Friday, July 20, 2007

RAAS System, Friend or Foe?

The Renin-Angiotensin-Aldosterone system is a very basic, physiological system that allows mammals, like us, to survive. Looking at it broadly, there are two parallel system, one at the tissue level, and one at the organism level, that allows us to maintain our body fluid levels.

We learn in basic human physiology that in the event of a sudden loss of blood volume, or when the organism needs a BP boost, for extra blood flow (eg. like fleeing from a threat) the RAAS kicks in, to conserve salt and water (aldosterone) and also to vaso-constrict (angiotensin II and aldosterone). This allows the circulation to be extra boosted up, increasing blood flow and metabolism, to maintain survival of the organism.

Like all good physiological control for survival, there is always a "yin" and a "yang". In the event of an overshoot in the response (to the first insult), there is a counter-corrective mechanism to correct. So the Angiotensin II and (I suspect, the aldosterone as well) will act on type 1 and type 2 receptors. One type of the receptor for the pro-action, and the other type 2 receptor, for the counter-action. There is this balancing act at the human body level, and for fine tuning, also at the blood vessel level. That is why, the human body is so complicated. And that is the good side.

What happens when this fine balancing act of the body is deranged? What happens when this RAAS yin-yang balance is diseased, as in hypertension and also heart failure. (It would appear that both hypertension and heart failure, are over-zealous compensation of a deranged RAAS). There is excessive production of Angiotensin II and aldosterone. The counter-correcting mechanism cannot correct adequately and that body suffers from all the deletrious effects of hyper-angiotensin II, and hyper-aldosterone states. Believe me, too much angiotensin II and too much aldosterone, is bad for the body. Like everything else for the human body, too much of a good thing, may not necessarily be a good thing.

Coming back to the RAAS, that is why in hypertension, ACE-I (Angiotensin converting enzyme inhibitors), ARBs (Angiotensin Receptor blockers), and aldosterone antagonist, have proven so useful, both to correct hypertension and heart failure, and also improve the patient outcomes by "extra-BP" lowering effects and extra-CCF improvement effects.

Part of the reason, for this posting is that this weekend (13th July), Novartis is holding a soft launch of another drug, which will affect the RAAS, namely the anti-renin agent, aliskerin. Now, we have agents that can block, virtually the whole of the RAAS. Is that good or bad? Again, good or bad use, lies in the hands of the physician using it. But we are surely doing or best to interfere (for better or worse) in a very unique and fine survival mechanism, that God has given to us.

1 comment:

doc said...

it would appear that this may be the holy grail in the treatment of HPT, altering physiology right at the source of the RAAS system, & thereby altering downstream responses as well.

i attended a talk recently on Carduet. i thought it strange that 2 drugs with different physiological effects should be formulated into a single pill to improve patient compliance.

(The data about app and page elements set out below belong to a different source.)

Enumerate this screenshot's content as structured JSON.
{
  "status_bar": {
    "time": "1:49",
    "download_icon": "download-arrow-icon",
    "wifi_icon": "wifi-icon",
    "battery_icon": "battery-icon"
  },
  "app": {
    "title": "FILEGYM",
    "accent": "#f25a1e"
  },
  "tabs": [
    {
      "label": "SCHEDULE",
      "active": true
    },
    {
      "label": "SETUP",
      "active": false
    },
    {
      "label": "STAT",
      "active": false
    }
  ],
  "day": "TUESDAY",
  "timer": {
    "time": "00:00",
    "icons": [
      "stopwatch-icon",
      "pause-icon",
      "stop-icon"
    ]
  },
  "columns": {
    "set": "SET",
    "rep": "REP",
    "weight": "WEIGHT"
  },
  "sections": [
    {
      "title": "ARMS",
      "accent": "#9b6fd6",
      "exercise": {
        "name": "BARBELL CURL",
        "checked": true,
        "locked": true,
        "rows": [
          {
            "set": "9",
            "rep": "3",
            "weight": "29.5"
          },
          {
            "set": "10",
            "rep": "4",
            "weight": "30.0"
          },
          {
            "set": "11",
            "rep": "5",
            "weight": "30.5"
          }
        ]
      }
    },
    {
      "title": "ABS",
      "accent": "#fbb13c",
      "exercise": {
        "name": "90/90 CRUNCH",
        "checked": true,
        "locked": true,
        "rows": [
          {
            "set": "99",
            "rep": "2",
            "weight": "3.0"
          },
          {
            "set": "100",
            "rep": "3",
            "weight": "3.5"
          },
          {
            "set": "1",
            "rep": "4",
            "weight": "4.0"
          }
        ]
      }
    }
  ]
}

i would think that a fair proportion of patients would not be optimally controlled for BOTH blood pressure & LDL with this formulation, & eventually be put on 2 different pills, each for optimal control of their respective parameters.

what is your experience on this?